Benefits of Oats in Winter
As it is approaching winter and the weather is certainly getting colder, it is the perfect time to start experimenting with oats! I hear many people say that they can only eat oats in winter but don’t forget that they can be eaten cold as well in the form of bircher muesli.
Oats have many health benefits and make for an ideal breakfast when accompanied with ingredients from the other food groups.
Let’s take a quick look at why oats are such a great option to start the day with:
- They are low GI – this means that they will provide us with a form of energy that is released at a steady rate and that lasts longer than the energy from high GI foods. In other words, they will help to get us started in the morning and keep us going until the next meal.
- Low GI also means your blood sugar levels won’t spike really high and drop off really quickly – leaving you feeling flat. Oats have been shown to assist in reducing the risk of type 2 diabetes and to improve insulin sensitivity.
- Fibre. Oats are a source of fibre which will help to keep our digestive system regular. Due to the versatility of how porridge can be made, it’s really easy to boost the fibre content even further! Examples include the addition of fruit, nuts, seeds or psyllium husks.
- Oats will keep you fuller for longer. This also has to do with the GI and oats being digested slower than some other foods and cereals.
- Oats are good for cholesterol levels. If eaten regularly and in conjunction with a healthy diet, oats can actually assist in lowering LDL cholesterol and raising HDL.
- Versatility. As previously mentioned, oats can be extremely versatile! This can prevent you from getting bored. It also means that they can be paired with many other nutritious ingredients that will maximise the nutrition you are receiving from one meal. For example, fruit, nuts, milk, yoghurt, cinnamon. It is a good idea to try incorporating some dairy in your breakfast as many people find it difficult to get enough throughout the rest of the day.

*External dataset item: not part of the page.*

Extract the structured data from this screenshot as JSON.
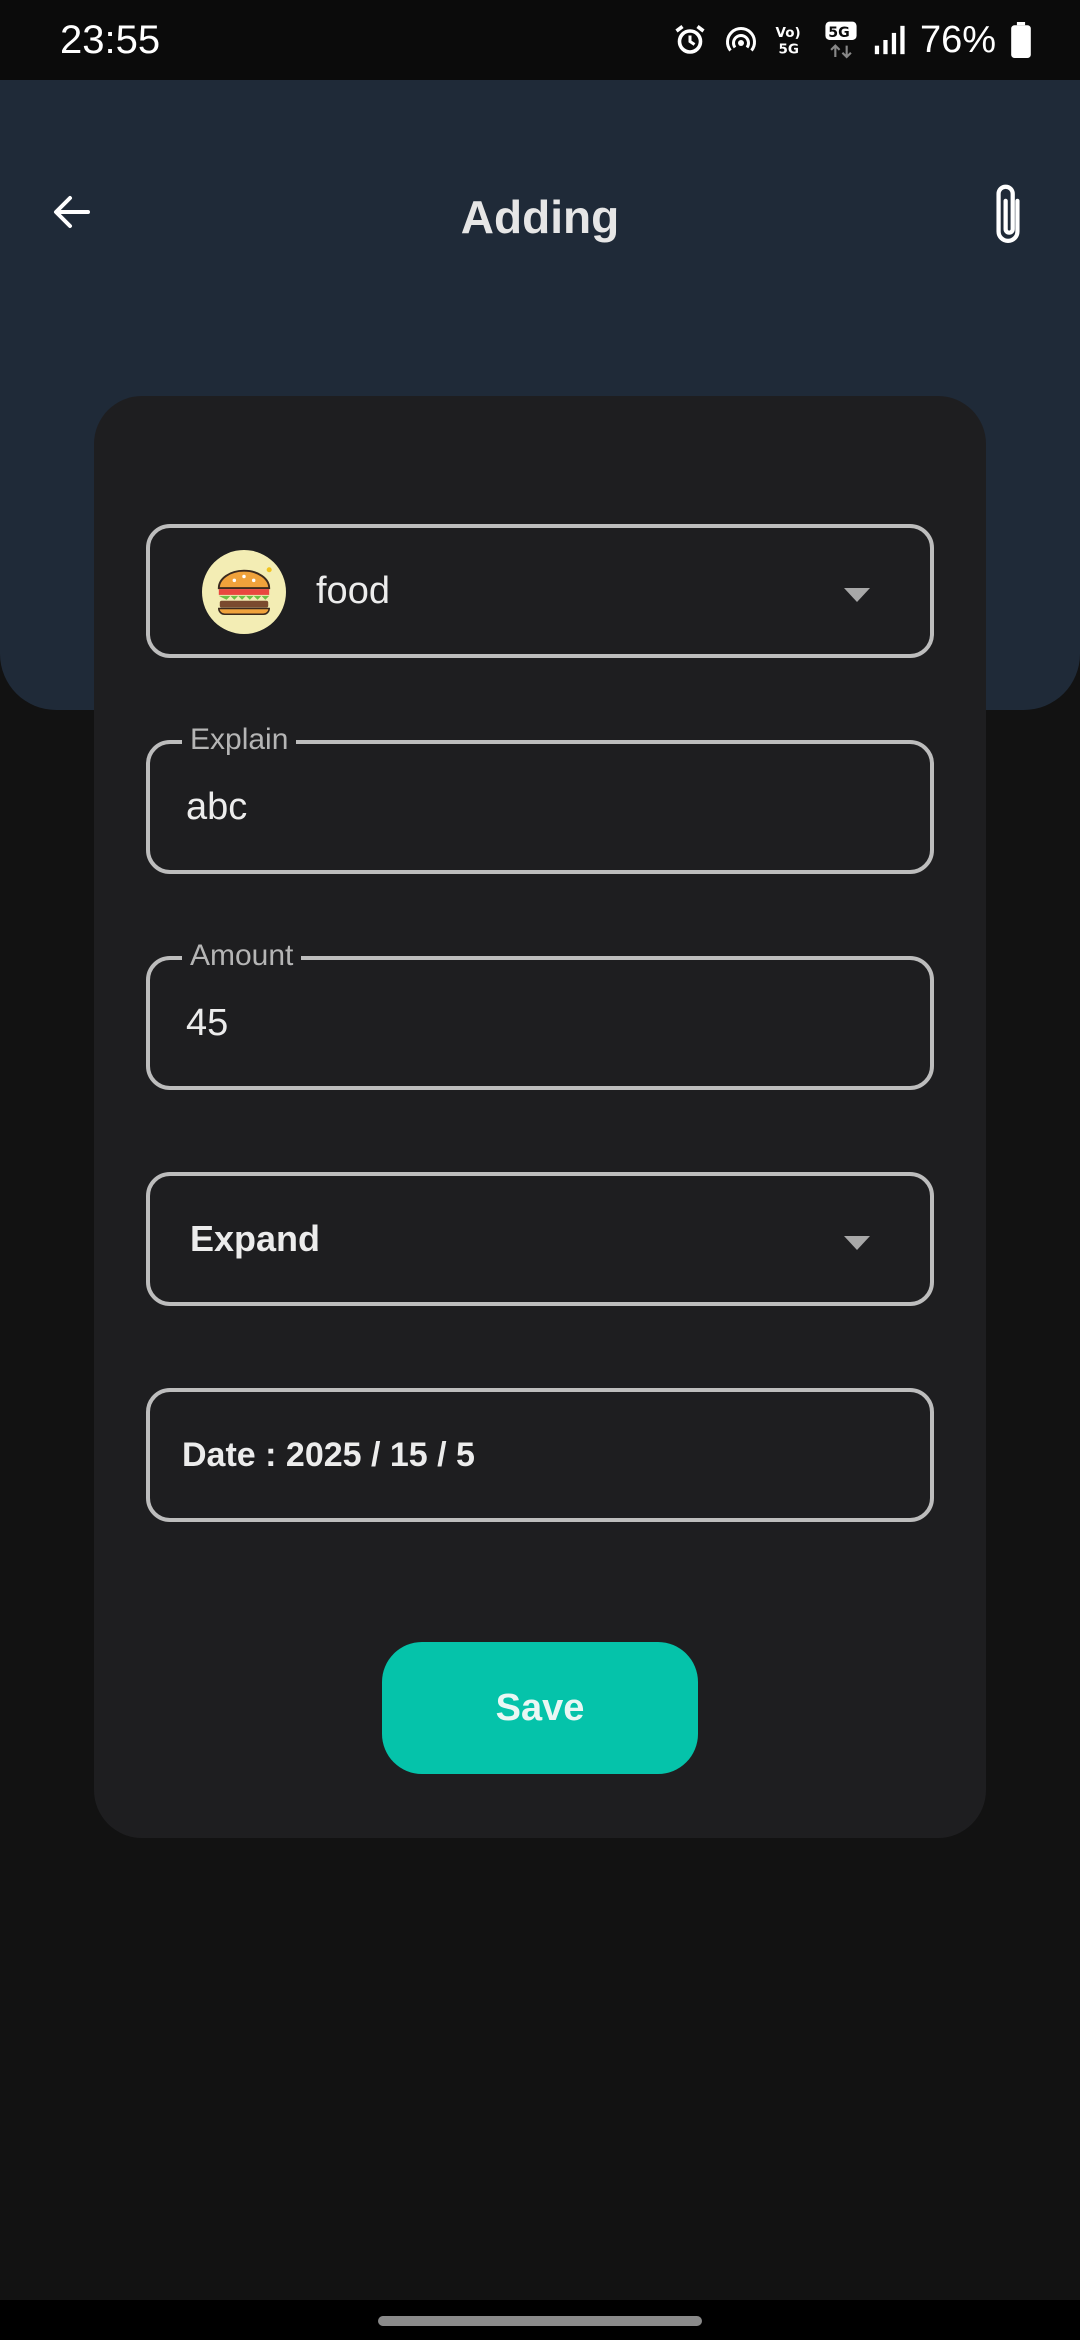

- It’s quick to prepare and can even be done the night before if you are rushed in the morning.
- It tastes great and will warm you up in winter!
Some inspiration for oats
2 cups rolled oats
- 1/3 cup frozen blueberries
- 1/3 cup shredded coconut
- ¾ cup skim milk
- ½ cup apple juice
- ¾ cup low fat natural yoghurt
- 1 tablespoon honey
- ¼ cup chopped nuts
- ½ cup raspberries
- Place oats, blueberries and coconut in a large bowl. Add skim milk and apple juice. Stir yoghurt and honey in to oat mix and sprinkle with nuts.
- Cover and refrigerate for 2 hours or overnight.
- Serve with raspberries
Recipe sourced from healthyfoodguide.com.au
Savoury oats and soft egg
- 1/2 cup quick-cooking rolled oats made with water or skim milk
- Coarse salt and ground pepper
- Non-stick cooking spray
- 1 large egg
- 2 tablespoons shredded fat reduced cheddar
- 1 tablespoon thinly sliced scallion greens
- In a small saucepan, bring 1 cup water to a boil. Add oats and pinch of salt; stir, reduce heat, and simmer until tender, about 5 minutes. Oats can also be done in the microwave.
- Meanwhile, heat a small non-stick pan over medium. Coat lightly with cooking spray. Add egg and cook until white is set and yolk is still runny, about 3 minutes. Season egg to taste with salt and pepper.
- Serve oatmeal in a bowl topped with cheese, egg, and scallion greens.
Recipe and image sourced from: Savory Oatmeal and Soft Cooked Egg
Simple rolled oats
- ¼ cup rolled oats or quick oats
- ¼ cup skim milk or water
- Nut and seed mix
- Berries – blueberries, raspberries, strawberries (can be frozen)
- Banana, passion fruit, apple
- Chia seeds
- Fat reduced yoghurt
- Cook oats using either water or milk. This can be done in the microwave for approximately 30 seconds or on the stove top until the desired consistency is reached (the quantity of oats and liquid will likely need to be increased if using stove-top method). Add more milk or water if desired.
- Accompany with the optional ingredients of choice.
Contact us for results focused nutritional advice
This article was written by our dietitian Belinda Elwin who is a Dietitians Association of Australia member and Accredited Practising Dietitian and Nutritionist.
If you have any questions about nutrition related issues, make an appointment. We’ll provide you with a simple and effective routine targeted to your concerns. Contact us today!
The link below will direct you to more information on oats, including journal articles about the health benefits.